If Brett Weston and other photographers of his generation "flipped the narrative" on the role of photography in art, some mid-20th-century painters were poised to up the ante yet again. No sooner did photographers decide that they could train their lens on abstract form and create "arty" photographs than painters opted to confront photography head-on at the point where it all began -- the faithful depiction of reality. Photo-Realism as an art form came on the scene in 1968-1969, with formative stages in New York and California, it involved the production of images that deployed near-microscopic detail to achieve the highest degree of realism possible. Using the photograph as the primary visual reference, artists such as Robert Bechtle, Charles Bell, Chuck Close, Robert Cottingham, Richard Estes (fig. 8), and Audry Flack painted with the goal of surpassing celluloid and often included technical or pictorial challenges with a focus on surface, such as glass, reflections, or the effects of light. In some artist's works, the use of multiple photographic studies for each work transcended the limitations of the normal depth of field of conventional photography.
Luster: Realism and Hyperrealism in Contemporary Automobile and Motorcycle Painting is an exhibition that celebrates the height of his phenomenon in 20th-century and early 21st-century art. The artists in the exhibition, on display now through June 21, 2018, in the Ford Gallery at MOAS, have all closely followed in the footsteps of the mid-20th-century Photorealists while choosing to apply their skills to the faithful representation of gleaming automobiles and motorcycles (fig. 9). As in the work of Richard Estes and Robert Cottingham, the reflection of light off shiny surfaces is particularly well-suited to Photorealism and reminds us that the effect of light still occupies artists in our times as it did in the early 19th-century. Chrome, steel, glass, and vibrant enamel paint now are featured prominently in our post-industrial era and provide perfect source material for artists seeking to conquer photography on its own terms.
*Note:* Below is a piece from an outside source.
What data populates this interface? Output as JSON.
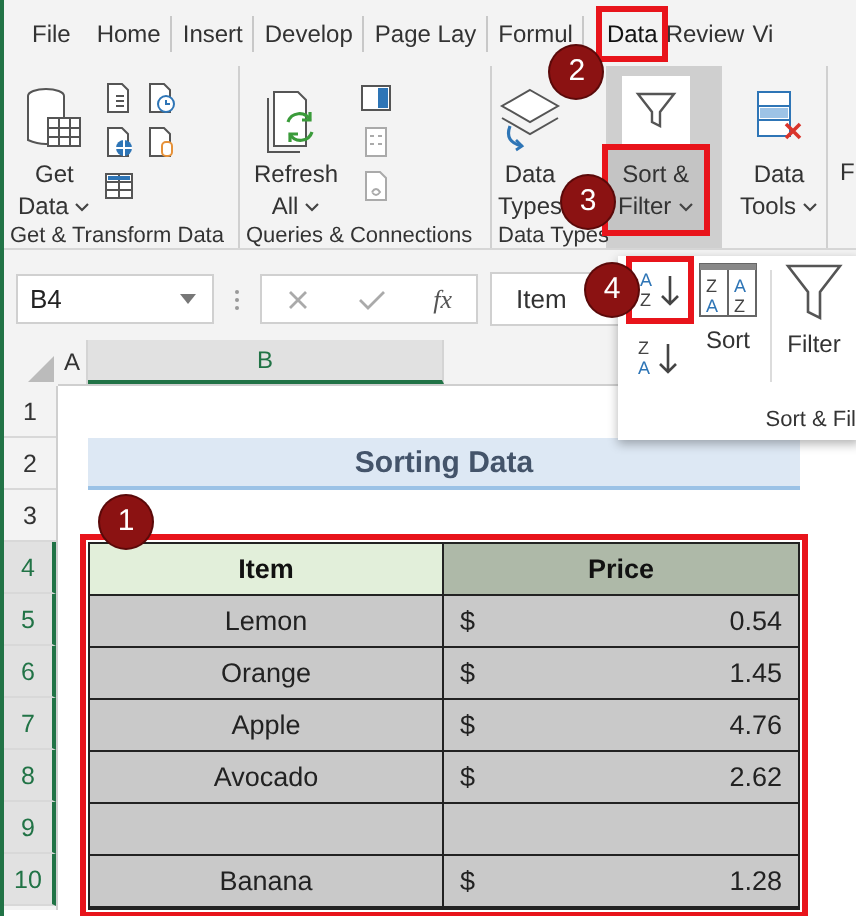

The circle is complete and yet, somehow, there is certain to be another chapter yet to be written in the ongoing role reversal of photography and painting.